- The Conflict Comes to a Head: “Thorir had advised Egil to stay home, as he knew of Gunnhild’s plotting. Thorolf went, but stayed close to Thorir, so neither Eyvind nor Alf could make their mark. Gunnhild was furious – ‘Then slay one of their men, rather than letting them go unscathed.’ They took to drinking with Thorvald and Thorfid, loyal companions of Thorolf’s and friends of he and Egil. The drinking grew to flyting, and then to fighting. Eyvind drew a small sword and stabbed Thorvald, killing him there. All the men around were furious, but no-one else had weapons, as they were forbidden on sacred ground. Eyvind was outlawed from Norway, but was sent to Denmark by Erik and Gunnhild to work for King Harold Gormsson, who received him warmly and appointed him to his coastal guard.”

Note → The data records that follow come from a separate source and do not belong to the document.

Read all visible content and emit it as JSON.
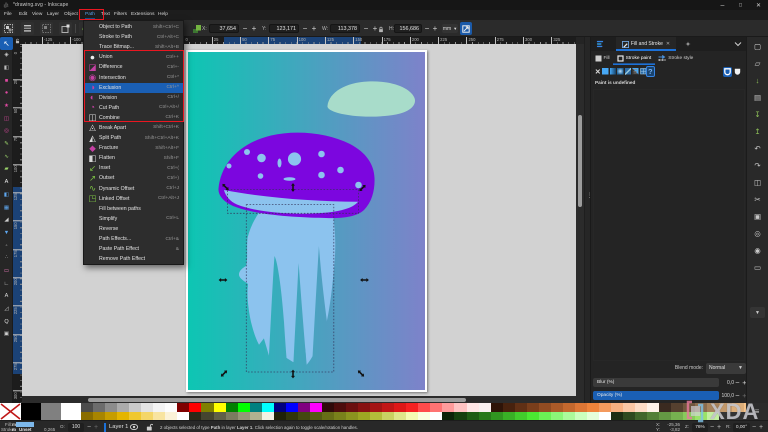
{
  "titlebar": {
    "title": "*drawing.svg - Inkscape",
    "minimize": "–",
    "maximize": "◻",
    "close": "✕"
  },
  "menubar": {
    "items": [
      {
        "label": "File",
        "state": "normal"
      },
      {
        "label": "Edit",
        "state": "normal"
      },
      {
        "label": "View",
        "state": "normal"
      },
      {
        "label": "Layer",
        "state": "normal"
      },
      {
        "label": "Object",
        "state": "normal"
      },
      {
        "label": "Path",
        "state": "active"
      },
      {
        "label": "Text",
        "state": "normal"
      },
      {
        "label": "Filters",
        "state": "normal"
      },
      {
        "label": "Extensions",
        "state": "normal"
      },
      {
        "label": "Help",
        "state": "normal"
      }
    ]
  },
  "toolbar": {
    "x_label": "X:",
    "x_value": "37,654",
    "y_label": "Y:",
    "y_value": "123,171",
    "w_label": "W:",
    "w_value": "113,378",
    "h_label": "H:",
    "h_value": "156,686",
    "minus": "−",
    "plus": "+",
    "unit": "mm",
    "unit_arrow": "▼"
  },
  "path_menu": {
    "items": [
      {
        "label": "Object to Path",
        "shortcut": "Shift+Ctrl+C",
        "glyph": "",
        "color": "#cccccc",
        "state": "normal"
      },
      {
        "label": "Stroke to Path",
        "shortcut": "Ctrl+Alt+C",
        "glyph": "",
        "color": "#cccccc",
        "state": "normal"
      },
      {
        "label": "Trace Bitmap...",
        "shortcut": "Shift+Alt+B",
        "glyph": "",
        "color": "#cccccc",
        "state": "normal"
      },
      {
        "label": "Union",
        "shortcut": "Ctrl++",
        "glyph": "●",
        "color": "#ececec",
        "state": "normal"
      },
      {
        "label": "Difference",
        "shortcut": "Ctrl+-",
        "glyph": "◪",
        "color": "#c541a4",
        "state": "normal"
      },
      {
        "label": "Intersection",
        "shortcut": "Ctrl+*",
        "glyph": "◉",
        "color": "#c541a4",
        "state": "normal"
      },
      {
        "label": "Exclusion",
        "shortcut": "Ctrl+^",
        "glyph": "◑",
        "color": "#c541a4",
        "state": "selected"
      },
      {
        "label": "Division",
        "shortcut": "Ctrl+/",
        "glyph": "◐",
        "color": "#c541a4",
        "state": "normal"
      },
      {
        "label": "Cut Path",
        "shortcut": "Ctrl+Alt+/",
        "glyph": "◔",
        "color": "#c541a4",
        "state": "normal"
      },
      {
        "label": "Combine",
        "shortcut": "Ctrl+K",
        "glyph": "◫",
        "color": "#d8d8d8",
        "state": "normal"
      },
      {
        "label": "Break Apart",
        "shortcut": "Shift+Ctrl+K",
        "glyph": "◬",
        "color": "#d8d8d8",
        "state": "normal"
      },
      {
        "label": "Split Path",
        "shortcut": "Shift+Ctrl+Alt+K",
        "glyph": "◭",
        "color": "#d8d8d8",
        "state": "normal"
      },
      {
        "label": "Fracture",
        "shortcut": "Shift+Alt+F",
        "glyph": "◆",
        "color": "#c541a4",
        "state": "normal"
      },
      {
        "label": "Flatten",
        "shortcut": "Shift+F",
        "glyph": "◧",
        "color": "#d8d8d8",
        "state": "normal"
      },
      {
        "label": "Inset",
        "shortcut": "Ctrl+(",
        "glyph": "↙",
        "color": "#7bc043",
        "state": "normal"
      },
      {
        "label": "Outset",
        "shortcut": "Ctrl+)",
        "glyph": "↗",
        "color": "#7bc043",
        "state": "normal"
      },
      {
        "label": "Dynamic Offset",
        "shortcut": "Ctrl+J",
        "glyph": "∿",
        "color": "#7bc043",
        "state": "normal"
      },
      {
        "label": "Linked Offset",
        "shortcut": "Ctrl+Alt+J",
        "glyph": "◳",
        "color": "#7bc043",
        "state": "normal"
      },
      {
        "label": "Fill between paths",
        "shortcut": "",
        "glyph": "",
        "color": "#cccccc",
        "state": "normal"
      },
      {
        "label": "Simplify",
        "shortcut": "Ctrl+L",
        "glyph": "",
        "color": "#cccccc",
        "state": "normal"
      },
      {
        "label": "Reverse",
        "shortcut": "",
        "glyph": "",
        "color": "#cccccc",
        "state": "normal"
      },
      {
        "label": "Path Effects...",
        "shortcut": "Ctrl+&",
        "glyph": "",
        "color": "#cccccc",
        "state": "normal"
      },
      {
        "label": "Paste Path Effect",
        "shortcut": "&",
        "glyph": "",
        "color": "#cccccc",
        "state": "normal"
      },
      {
        "label": "Remove Path Effect",
        "shortcut": "",
        "glyph": "",
        "color": "#cccccc",
        "state": "normal"
      }
    ]
  },
  "rulers": {
    "h_labels": [
      "-125",
      "-100",
      "-75",
      "-50",
      "-25",
      "0",
      "25",
      "50",
      "75",
      "100",
      "125",
      "150",
      "175",
      "200",
      "225",
      "250",
      "275",
      "300",
      "325"
    ],
    "v_labels": [
      "0",
      "25",
      "50",
      "75",
      "100",
      "125",
      "150",
      "175",
      "200",
      "225",
      "250",
      "275",
      "300"
    ]
  },
  "toolbox": {
    "tools": [
      {
        "name": "selector",
        "glyph": "↖",
        "color": "#ffffff",
        "state": "selected"
      },
      {
        "name": "node-editor",
        "glyph": "◈",
        "color": "#cfcfcf",
        "state": "normal"
      },
      {
        "name": "shape-builder",
        "glyph": "◧",
        "color": "#bdbdbd",
        "state": "normal"
      },
      {
        "name": "rectangle",
        "glyph": "■",
        "color": "#e24aa4",
        "state": "normal"
      },
      {
        "name": "ellipse",
        "glyph": "●",
        "color": "#e24aa4",
        "state": "normal"
      },
      {
        "name": "star",
        "glyph": "★",
        "color": "#e24aa4",
        "state": "normal"
      },
      {
        "name": "box-3d",
        "glyph": "◫",
        "color": "#e24aa4",
        "state": "normal"
      },
      {
        "name": "spiral",
        "glyph": "◎",
        "color": "#e24aa4",
        "state": "normal"
      },
      {
        "name": "pencil",
        "glyph": "✎",
        "color": "#9ad26a",
        "state": "normal"
      },
      {
        "name": "pen",
        "glyph": "∿",
        "color": "#9ad26a",
        "state": "normal"
      },
      {
        "name": "calligraphy",
        "glyph": "▰",
        "color": "#9ad26a",
        "state": "normal"
      },
      {
        "name": "text",
        "glyph": "A",
        "color": "#f0f0f0",
        "state": "normal"
      },
      {
        "name": "gradient",
        "glyph": "◧",
        "color": "#5fa8f0",
        "state": "normal"
      },
      {
        "name": "mesh",
        "glyph": "▦",
        "color": "#5fa8f0",
        "state": "normal"
      },
      {
        "name": "dropper",
        "glyph": "◢",
        "color": "#cfcfcf",
        "state": "normal"
      },
      {
        "name": "paint-bucket",
        "glyph": "▼",
        "color": "#5fa8f0",
        "state": "normal"
      },
      {
        "name": "tweak",
        "glyph": "◦",
        "color": "#cfcfcf",
        "state": "normal"
      },
      {
        "name": "spray",
        "glyph": "∴",
        "color": "#cfcfcf",
        "state": "normal"
      },
      {
        "name": "eraser",
        "glyph": "▭",
        "color": "#e87ab8",
        "state": "normal"
      },
      {
        "name": "connector",
        "glyph": "∟",
        "color": "#cfcfcf",
        "state": "normal"
      },
      {
        "name": "text-a",
        "glyph": "A",
        "color": "#d9d9d9",
        "state": "normal"
      },
      {
        "name": "measure",
        "glyph": "◿",
        "color": "#cfcfcf",
        "state": "normal"
      },
      {
        "name": "zoom",
        "glyph": "Q",
        "color": "#e0e0e0",
        "state": "normal"
      },
      {
        "name": "pages",
        "glyph": "▣",
        "color": "#cfcfcf",
        "state": "normal"
      }
    ]
  },
  "dock": {
    "tab_title": "Fill and Stroke",
    "tab_close": "✕",
    "header_collapse": "⌄",
    "subtabs": [
      {
        "label": "Fill",
        "state": "normal"
      },
      {
        "label": "Stroke paint",
        "state": "active"
      },
      {
        "label": "Stroke style",
        "state": "normal"
      }
    ],
    "paint_message": "Paint is undefined",
    "blend_label": "Blend mode:",
    "blend_value": "Normal",
    "blur_label": "Blur (%)",
    "blur_value": "0,0",
    "opacity_label": "Opacity (%)",
    "opacity_value": "100,0",
    "minus": "−",
    "plus": "+"
  },
  "commands": {
    "items": [
      {
        "name": "new-document",
        "glyph": "▢",
        "color": "#d8d8d8"
      },
      {
        "name": "open",
        "glyph": "▱",
        "color": "#c8c8c8"
      },
      {
        "name": "save",
        "glyph": "↓",
        "color": "#8ec058"
      },
      {
        "name": "print",
        "glyph": "▤",
        "color": "#c8c8c8"
      },
      {
        "name": "import",
        "glyph": "↧",
        "color": "#8ec058"
      },
      {
        "name": "export",
        "glyph": "↥",
        "color": "#8ec058"
      },
      {
        "name": "undo",
        "glyph": "↶",
        "color": "#c8c8c8"
      },
      {
        "name": "redo",
        "glyph": "↷",
        "color": "#c8c8c8"
      },
      {
        "name": "duplicate",
        "glyph": "◫",
        "color": "#c8c8c8"
      },
      {
        "name": "cut",
        "glyph": "✂",
        "color": "#c8c8c8"
      },
      {
        "name": "paste",
        "glyph": "▣",
        "color": "#c8c8c8"
      },
      {
        "name": "zoom-selection",
        "glyph": "◎",
        "color": "#c8c8c8"
      },
      {
        "name": "zoom-drawing",
        "glyph": "◉",
        "color": "#c8c8c8"
      },
      {
        "name": "zoom-page",
        "glyph": "▭",
        "color": "#c8c8c8"
      }
    ],
    "more": "▼"
  },
  "palette": {
    "big": [
      "#000000",
      "#808080",
      "#ffffff"
    ],
    "top": [
      "#4c4c4c",
      "#6c6c6c",
      "#8c8c8c",
      "#ababab",
      "#cacaca",
      "#e3e3e3",
      "#f4f4f4",
      "#fdfdfd",
      "#800000",
      "#ff0000",
      "#808000",
      "#ffff00",
      "#008000",
      "#00ff00",
      "#008080",
      "#00ffff",
      "#000080",
      "#0000ff",
      "#800080",
      "#ff00ff",
      "#300a0a",
      "#4d0d0d",
      "#6a1010",
      "#871212",
      "#a41414",
      "#c11616",
      "#de1818",
      "#f52222",
      "#ff4b4b",
      "#ff7373",
      "#ff9b9b",
      "#ffc3c3",
      "#ffe6e6",
      "#f9f0f0",
      "#2e1408",
      "#47220e",
      "#603015",
      "#793e1b",
      "#924c22",
      "#ab5a28",
      "#c4682e",
      "#dd7635",
      "#f0843b",
      "#f49a5e",
      "#f8b081",
      "#fbc6a4",
      "#fddcc7",
      "#fef2ea",
      "#3a2a20",
      "#55402f",
      "#70563e",
      "#8b6c4d",
      "#a6825c",
      "#c1986b",
      "#dcae7a",
      "#f7c489",
      "#f9d5a9"
    ],
    "bottom": [
      "#8a6d00",
      "#a88500",
      "#c69d00",
      "#e4b500",
      "#f0c830",
      "#f4d668",
      "#f8e4a0",
      "#fbf2d8",
      "#ffffff",
      "#2a2a18",
      "#454530",
      "#606048",
      "#7b7b60",
      "#969678",
      "#b1b190",
      "#f2f2e4",
      "#1f2207",
      "#31350b",
      "#43480f",
      "#555b13",
      "#676e17",
      "#79811b",
      "#8b941f",
      "#9da723",
      "#b3bc3a",
      "#c9d162",
      "#dfe68a",
      "#f5fbb2",
      "#fbffe0",
      "#ffffff",
      "#0c2408",
      "#15400e",
      "#1e5c14",
      "#27781a",
      "#309420",
      "#39b026",
      "#42cc2c",
      "#4be832",
      "#6bf055",
      "#8bf578",
      "#abfa9b",
      "#cbffbe",
      "#e5ffd9",
      "#ffffff",
      "#1c2e14",
      "#2e4a20",
      "#40662c",
      "#527f38",
      "#649844",
      "#76b150",
      "#88ca5c",
      "#9ae368",
      "#c2f0a0"
    ]
  },
  "statusbar": {
    "fill_label": "Fill:",
    "fill_flag": "m",
    "stroke_label": "Stroke:",
    "stroke_flag": "m",
    "stroke_value": "Unset",
    "stroke_width": "0,265",
    "opacity_label": "O:",
    "opacity_value": "100",
    "minus": "−",
    "plus": "+",
    "layer_name": "Layer 1",
    "msg_1": "2 objects selected of type ",
    "msg_bold1": "Path",
    "msg_2": " in layer ",
    "msg_bold2": "Layer 1",
    "msg_3": ". Click selection again to toggle scale/rotation handles.",
    "x_label": "X:",
    "x_value": "-25,36",
    "y_label": "Y:",
    "y_value": "-3,82",
    "z_label": "Z:",
    "z_value": "76%",
    "r_label": "R:",
    "r_value": "0,00°"
  },
  "artwork": {
    "gradient_left": "#0dc6b3",
    "gradient_right": "#7e82ca",
    "blob_color": "#a8dcca",
    "cap_color": "#7c06df",
    "body_color": "#8cc3ee",
    "handle_color": "#111111"
  },
  "watermark": {
    "text": "XDA"
  },
  "icons": {
    "splitter_grip": "⋮",
    "palette_menu": "≡",
    "dropdown_arrow": "▼",
    "paint_none": "✕",
    "paint_unknown": "?"
  }
}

- Payback Time: “News of this reached Aki. A messenger was sent when Egil and Thorolf had come into Danish waters, telling them, ‘Eyvind lays just off the coast on Jutland-side. He plans to ambush you with a large force as you head south. But he is only in two ships, and is close by.’ Egil and Thorolf sailed silently to where Eyvind lay, and ambushed him with spears and stones. Many of Eyvind’s men fell, but Eyvind himself left overboard and swam away. Egil seized his ships, weapons, and wealth, and sang this verse. [poem].
- Denoument/Link to Next Story: “Thorolf saw the destruction that had been wrought, and looked for a long time. Then he turned to Egil, saying, ‘I think we should reconsider our plans to go to Norway this autumn.'”
Done. That is the core of how I would perform this story, were I to do it as one piece. I’ve cut out huge swaths of detail, but ask yourself – how much does that matter? What I’ve written here is a complete story that reflects the themes expressed in the original. I would add more linking details in here to get characters from one venue to another, but it only requires a few sentences at most to accomplish that.
Now, I’m probably not going to actually do this as one longer story. More than likely, I’ll break it into two shorter stories and embellish with a few more details, just to teach some history and provide context for the action. That will allow me to make stronger links to prior and subsequent works. However, with little extra work, those core elements I have written could be easily turned into a single story.
I stuck pretty tightly to the actual historical record – after all, I’m still trying to tell the saga as it allegedly happened – but nothing is stopping me changing details will-nilly. Do I need to show you how awesome Egil is with those first two examples? Of course not – they’re just there to develop his character a bit. Hell, I could just say, “While Egil was growing quite famous, not everyone was so enamored of him.”
Or maybe I could make Egil hit on the Queen, and it’s the King who orders him killed. Maybe at that very same feast. And then Egil steals the King’s finest ship, sets fire to it, and steals their daughter. Does it really make a difference in the story? It’s all a matter of how I want to present the character at the time of telling.
The lesson here: edit with a machete. Details are often superficial, and don’t serve to really drive the main plot. The first step is to hack away all of the unnecessary bits until you find out what’s really going on. Then, add details back on until you have something that suits your audience.
There’s really no trick to it – all you need to do is analyze, and you’ll find the story underneath all those details.